|Snow Guards that goes on top of the roof metal that breaks the
Snow up and prevents from falling down
|"Lean-to's" provide even more square footage apart from the
pole building for an office or your private "man cave" retreat
The trick is to know which options work best for you. Call Graber at 610-593-3500 today for an informal chat with one of our designers and to learn which ones make sense for you.
For a complete customization of your project, be sure to check out our "Customize Your Project page."
Looking For a Cheap Pole Barn?
We can guarantee you that Graber does not offer the cheapest in pole barns, but give some thought to what actually goes into a "cheap pole barn."
"We've known for a long time how to build a really cheap pole barn, but it would require cutting way too many corners. And the result would be a lousy product for our customers" says customer service.
Some examples of corners NOT to cut in pole barn construction:
- No bracing systems on the trusses that will add much needed support for winds as mild as 10 miles per hour.
- Graber actually has a one of a kind "Bracing Class" where we teach our crews how to brace correctly and work them in with the trusses.
- Foundation holes not dug deep enough. It is hard work, and it's practically impossible for a small 2 man crew to get that 4 feet depth we look for. That's why we only send out larger, experienced crews to make sure it's done right.
- Poles that are not thick enough. Smaller sized poles are out there and are cheaper than the standard poles Graber uses, but the savings are short lived when the roof system gives way.
- Poles that are not reinforced. Graber uses 4x6 solid poles on buildings up to 28' wide. On anything 30' wide or greater, a Glu-Lam pole is used.
- Lower grade metal that will eventually rust. Not only is rust an eye sore that screams "cheap pole barn", but it will also shorten the life of your structure. Graber use a better grade of steel and they actually pay a bit more for the steel to be treated that keeps the metal rust free, longer.
- Skimping on the 2 x 4's used. For a little bit more, this added structural necessity will keep your building long-lasting and sturdy.

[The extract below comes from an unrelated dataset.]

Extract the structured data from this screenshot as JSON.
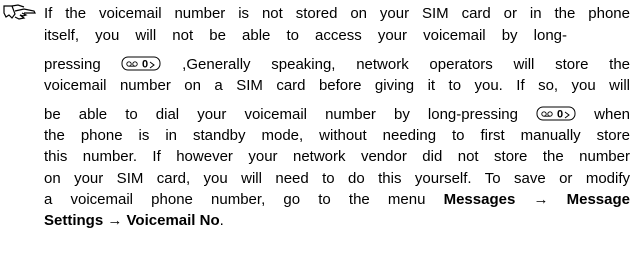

- High quality lumber. We only use a #2 grade or better as our standard stud. There are cheaper grades out there, but it's another example of simply not being worth it. I had a customer who recently was comparing us to another Lancaster County based post frame builder. The prices were about the same but they weren't using the quality lumber we do.
- Short cuts on the workmanship, like sloppy fittings which will prevent the trusses from holding the load of the roof. Poor fitting work will eventually mean having to tear out your siding and replace it.
- Metal that will rust after painted. The paint on nearly all pole barns is good, but it's what underneath the paint that matters. Any paint warranty will be voided if the rust was caused by the metal. And for 10 years, we've only been using a Galvalume coating on our metal. That is the best way to prevent rust out there.
Insiders Secret: 6 Ways to Bring the Cost of Your Pole Barn Project Down:
The competition may not like that we're telling you this, but it's some good information to know.
- Go with a metal roof rather than the more expensive shingles
- Stick to metal siding, which costs less than wood or vinyl
- Consider removing some, or all, of the windows from your project
- Decrease the size of the windows and doors
- If you won't need it, you can save some money by eliminating the insulation in your building
- Ask your designer for any substitutes; how to get the look for wood roof interior beams without the expense of using a full wood post